And the kid in the video is guilty of playing drama queen. It doesn’t sound like he was roughed up, it’s not like his rights were egregiously violated and he only says the drug-sniffing dog scratched up his car rather than actually showing it – which wouldn’t have been difficult to do. Furthermore, one can sympathize with the cops who have to spend a whole night on a road somewhere dealing with drunks and irritated motorists who even if they haven’t been drinking are still probably tired, cranky, want to go home and aren’t thrilled about the inconvenience of getting processed at a paramilitary roadblock.
That having been said, are we really at a point in this country where it’s worth spending your tax dollars to have law enforcement officers act like jackboots toward innocent citizens just because they showed up unwillingly at a given place at a given time? Even if this doesn’t constitute the egregious abuse of civil rights the kid in the video claims, it’s certainly obnoxious.
And it’s of questionable effectiveness. How many drunks leaving the bar got a text message from their friends telling them to avoid x road because of y checkpoint found their way home via a different route? And how many of those drunks could have been caught simply by the cops being out patrolling the streets looking for unsafe drivers? Instead of that, which we could all agree is perfectly reasonable and unoppressive law enforcement, we’re collecting all the cops in one place to stand around and intimidate people who may or may not have done anything wrong.

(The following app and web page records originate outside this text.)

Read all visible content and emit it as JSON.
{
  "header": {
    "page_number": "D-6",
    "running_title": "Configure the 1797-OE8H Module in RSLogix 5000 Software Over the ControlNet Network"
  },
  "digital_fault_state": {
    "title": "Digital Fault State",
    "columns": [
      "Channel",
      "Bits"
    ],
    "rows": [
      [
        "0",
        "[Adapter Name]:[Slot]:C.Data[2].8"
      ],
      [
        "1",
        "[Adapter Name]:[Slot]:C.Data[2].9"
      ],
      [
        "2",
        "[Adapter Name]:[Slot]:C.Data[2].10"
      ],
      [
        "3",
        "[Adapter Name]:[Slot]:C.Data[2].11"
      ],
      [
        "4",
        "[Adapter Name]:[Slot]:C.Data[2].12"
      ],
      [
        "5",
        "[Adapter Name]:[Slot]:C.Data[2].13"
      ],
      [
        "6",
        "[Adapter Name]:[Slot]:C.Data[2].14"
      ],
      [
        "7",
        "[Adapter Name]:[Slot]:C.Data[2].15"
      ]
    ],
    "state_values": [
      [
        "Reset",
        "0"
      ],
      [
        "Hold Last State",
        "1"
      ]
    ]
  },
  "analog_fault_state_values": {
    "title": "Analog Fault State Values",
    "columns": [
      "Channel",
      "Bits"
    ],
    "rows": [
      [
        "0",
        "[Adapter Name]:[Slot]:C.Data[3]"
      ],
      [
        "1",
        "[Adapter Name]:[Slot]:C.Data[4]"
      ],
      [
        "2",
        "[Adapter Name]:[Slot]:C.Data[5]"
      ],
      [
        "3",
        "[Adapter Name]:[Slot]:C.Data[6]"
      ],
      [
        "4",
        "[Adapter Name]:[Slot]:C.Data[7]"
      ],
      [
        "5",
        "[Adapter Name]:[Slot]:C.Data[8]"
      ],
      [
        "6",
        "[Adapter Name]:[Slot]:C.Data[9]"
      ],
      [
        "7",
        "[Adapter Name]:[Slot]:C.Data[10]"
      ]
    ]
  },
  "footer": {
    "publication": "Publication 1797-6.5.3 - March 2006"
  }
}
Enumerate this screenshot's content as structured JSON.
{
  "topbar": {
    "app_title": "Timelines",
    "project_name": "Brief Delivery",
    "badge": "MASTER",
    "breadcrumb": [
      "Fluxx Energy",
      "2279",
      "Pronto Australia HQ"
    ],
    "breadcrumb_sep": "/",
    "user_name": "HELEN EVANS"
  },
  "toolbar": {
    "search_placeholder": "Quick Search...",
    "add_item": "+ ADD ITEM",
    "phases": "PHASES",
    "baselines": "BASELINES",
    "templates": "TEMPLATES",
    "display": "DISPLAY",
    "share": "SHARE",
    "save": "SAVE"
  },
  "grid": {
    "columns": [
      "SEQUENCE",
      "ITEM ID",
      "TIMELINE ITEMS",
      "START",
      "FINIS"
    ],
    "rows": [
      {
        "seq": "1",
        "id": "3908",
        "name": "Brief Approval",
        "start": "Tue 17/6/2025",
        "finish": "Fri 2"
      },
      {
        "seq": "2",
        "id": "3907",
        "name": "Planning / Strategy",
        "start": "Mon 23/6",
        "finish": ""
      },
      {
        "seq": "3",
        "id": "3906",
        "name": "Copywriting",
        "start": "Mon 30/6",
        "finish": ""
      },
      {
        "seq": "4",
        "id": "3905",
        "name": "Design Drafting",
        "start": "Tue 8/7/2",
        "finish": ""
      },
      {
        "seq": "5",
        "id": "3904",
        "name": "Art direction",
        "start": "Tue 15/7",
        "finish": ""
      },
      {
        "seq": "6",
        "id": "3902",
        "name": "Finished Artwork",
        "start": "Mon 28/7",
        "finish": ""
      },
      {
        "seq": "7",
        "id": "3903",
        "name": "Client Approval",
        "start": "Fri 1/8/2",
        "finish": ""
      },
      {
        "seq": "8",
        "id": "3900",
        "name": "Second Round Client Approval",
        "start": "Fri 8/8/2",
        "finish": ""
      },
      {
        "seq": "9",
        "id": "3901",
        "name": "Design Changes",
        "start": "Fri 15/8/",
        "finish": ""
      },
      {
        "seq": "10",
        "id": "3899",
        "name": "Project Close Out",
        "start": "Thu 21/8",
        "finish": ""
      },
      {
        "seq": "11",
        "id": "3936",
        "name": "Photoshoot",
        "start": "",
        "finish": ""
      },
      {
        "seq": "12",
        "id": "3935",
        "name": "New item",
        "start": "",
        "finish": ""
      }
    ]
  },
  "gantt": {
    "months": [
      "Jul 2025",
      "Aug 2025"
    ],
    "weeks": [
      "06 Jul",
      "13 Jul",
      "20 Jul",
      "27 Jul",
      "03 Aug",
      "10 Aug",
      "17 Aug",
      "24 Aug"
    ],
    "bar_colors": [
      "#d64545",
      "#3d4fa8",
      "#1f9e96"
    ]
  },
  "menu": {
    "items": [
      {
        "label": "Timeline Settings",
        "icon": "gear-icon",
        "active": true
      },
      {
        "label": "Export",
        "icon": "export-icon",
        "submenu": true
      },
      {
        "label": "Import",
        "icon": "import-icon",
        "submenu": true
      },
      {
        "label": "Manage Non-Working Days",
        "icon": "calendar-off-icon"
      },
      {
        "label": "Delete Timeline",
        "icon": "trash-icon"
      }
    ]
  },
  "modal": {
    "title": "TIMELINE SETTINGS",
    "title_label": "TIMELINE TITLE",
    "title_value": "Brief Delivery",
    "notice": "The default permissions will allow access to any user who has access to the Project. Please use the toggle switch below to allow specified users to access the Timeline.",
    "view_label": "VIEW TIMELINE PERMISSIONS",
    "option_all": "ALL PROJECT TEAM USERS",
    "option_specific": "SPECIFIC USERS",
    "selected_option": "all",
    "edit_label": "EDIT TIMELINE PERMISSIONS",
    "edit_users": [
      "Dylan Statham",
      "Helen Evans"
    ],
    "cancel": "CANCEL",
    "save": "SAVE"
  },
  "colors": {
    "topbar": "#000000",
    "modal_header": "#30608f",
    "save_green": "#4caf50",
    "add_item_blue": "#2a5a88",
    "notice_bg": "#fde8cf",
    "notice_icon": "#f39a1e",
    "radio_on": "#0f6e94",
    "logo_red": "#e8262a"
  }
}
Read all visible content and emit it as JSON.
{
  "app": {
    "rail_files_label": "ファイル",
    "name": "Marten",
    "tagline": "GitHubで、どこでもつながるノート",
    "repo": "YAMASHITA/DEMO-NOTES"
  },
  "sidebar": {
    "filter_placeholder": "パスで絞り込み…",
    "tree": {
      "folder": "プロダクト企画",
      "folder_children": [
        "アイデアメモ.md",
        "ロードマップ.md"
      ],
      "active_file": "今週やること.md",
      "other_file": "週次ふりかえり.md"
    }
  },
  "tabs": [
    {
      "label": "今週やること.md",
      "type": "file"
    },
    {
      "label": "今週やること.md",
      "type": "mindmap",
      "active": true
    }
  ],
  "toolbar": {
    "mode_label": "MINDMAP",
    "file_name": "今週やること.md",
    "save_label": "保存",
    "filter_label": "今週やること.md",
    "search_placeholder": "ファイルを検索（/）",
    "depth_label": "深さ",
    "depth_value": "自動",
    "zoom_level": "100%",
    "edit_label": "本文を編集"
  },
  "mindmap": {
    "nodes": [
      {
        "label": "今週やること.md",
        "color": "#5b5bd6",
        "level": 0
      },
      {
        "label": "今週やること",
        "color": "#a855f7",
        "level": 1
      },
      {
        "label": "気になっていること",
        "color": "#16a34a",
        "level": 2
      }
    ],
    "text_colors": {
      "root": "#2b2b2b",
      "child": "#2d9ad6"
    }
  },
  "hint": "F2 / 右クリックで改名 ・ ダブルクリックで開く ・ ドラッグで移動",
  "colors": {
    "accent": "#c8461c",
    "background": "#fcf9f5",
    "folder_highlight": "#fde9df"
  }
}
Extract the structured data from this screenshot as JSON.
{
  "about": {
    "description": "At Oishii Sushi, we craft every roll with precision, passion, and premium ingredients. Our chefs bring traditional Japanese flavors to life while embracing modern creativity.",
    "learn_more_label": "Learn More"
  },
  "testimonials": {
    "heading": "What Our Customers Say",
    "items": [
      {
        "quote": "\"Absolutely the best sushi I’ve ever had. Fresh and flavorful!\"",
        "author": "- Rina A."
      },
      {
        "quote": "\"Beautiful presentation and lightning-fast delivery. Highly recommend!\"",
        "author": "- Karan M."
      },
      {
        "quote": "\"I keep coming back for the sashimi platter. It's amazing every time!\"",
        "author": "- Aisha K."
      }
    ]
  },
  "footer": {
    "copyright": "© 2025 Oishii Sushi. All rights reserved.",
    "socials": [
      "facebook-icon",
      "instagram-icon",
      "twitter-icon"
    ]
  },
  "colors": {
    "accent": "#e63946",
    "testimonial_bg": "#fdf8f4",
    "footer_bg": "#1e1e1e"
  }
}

It’s a stupid policy. It degrades and undermines the public’s faith in law enforcement. It’s the product of over-the-top lobbying by groups like Mothers Against Drunk Driving, which has done a lackluster job of attacking the cultural problem of drunk driving by persuasion and has instead focused on intimidating lawmakers into one-upping each other with restrictive legislation aimed at establishing an unenforceable zero-tolerance policy on “drunk driving;” the National Transportation Safety Board is actually trying to reduce that blood-alcohol level signifying “legally drunk” to 0.05, which has the National Restaurant Association screaming.
The fact is that people who have a couple of drinks are not a particular threat to anyone’s safety. It’s the people who are falling-down wasted getting behind the wheel who are a threat. And yes, you’ll catch those people with armed camps set up in the middle of the street – but you’ll catch them by patrolling as well.
We’re for law enforcement here at the Hayride. What we’re not for is the federal government paying local cops to act like the Stasi around regular folks. The cops we’ve talked to really don’t like working these DUI checkpoints; they’d much rather see themselves as peace officers than people who get paid to haul folks off to jail, and that’s pretty much all the checkpoints are.
But now they’re a 4th of July tradition thanks to your tax dollars. They’re as American as fireworks on the 4th. Of course, fireworks are illegal in most places and where they aren’t the do-gooder crowd is doing everything they can to make them that way. If anybody’s getting anywhere wiping out those checkpoints we sure haven’t seen it.
UPDATE: Murfreesboro, Tennessee is where this video was shot.
Also, to clarify the entitled-Millenial thing from above, in case it’s not that well understood…this is a generation raised on trophies-for-everybody soccer leagues and self-esteem-as-education, and the effects on a lot of them are obvious. Interview kids right out of college for jobs and you’ll run into shining examples all the time a lot like this…
If first impressions count, some millennials seem to make sure their first impressions are their last.
Hiring managers have noticed young, newly graduated job seekers are doing some strange and inappropriate things during interviews, USA TODAY reports.
In one case, USA TODAY reports a college senior brought her cat to her interview – even setting the pet’s crate on her (no longer) potential boss’s desk.
At an interview for a management position with Avery Dennison, a company that makes packaging and labels, one graduate student answered a non-emergency phone call. Before then, he was a shoo-in for the job, Jonathan Singel, director of talent acquisition for Avery Denison, tells USA TODAY.
Singel blames it on a culture of tweeting and texting that has led to a lack of social skills. Coddling also plays a role.
“It’s (a mindset of) ‘You’re perfect just the way are,'” said Singel.
Helicoptering parents also play a part. Some interviewees reportedly have brought mom or dad along for the interview, with the parents even trying to take part in salary negotiations.
That I’m-special-and-my-opinion-is-seriously-important mentality, which has been inflicted on these kids by bad parents and a worse educational system, won’t survive what’s coming to this country and the rude awakening these kids are getting with the student loan debt and lousy job availability. But in the meantime you can expect a good deal of stuff like you’ll see in this video; namely, kids aiming to record cops behaving badly in order to show how special they are.
That having been said, the kid in this video is doing us a service by showing what goes on at those roadblocks. And if kids like him expose stuff like this, then that my-opinion-is-seriously-important mentality might have some redeeming value after all – particularly if it doesn’t show up where you’re working.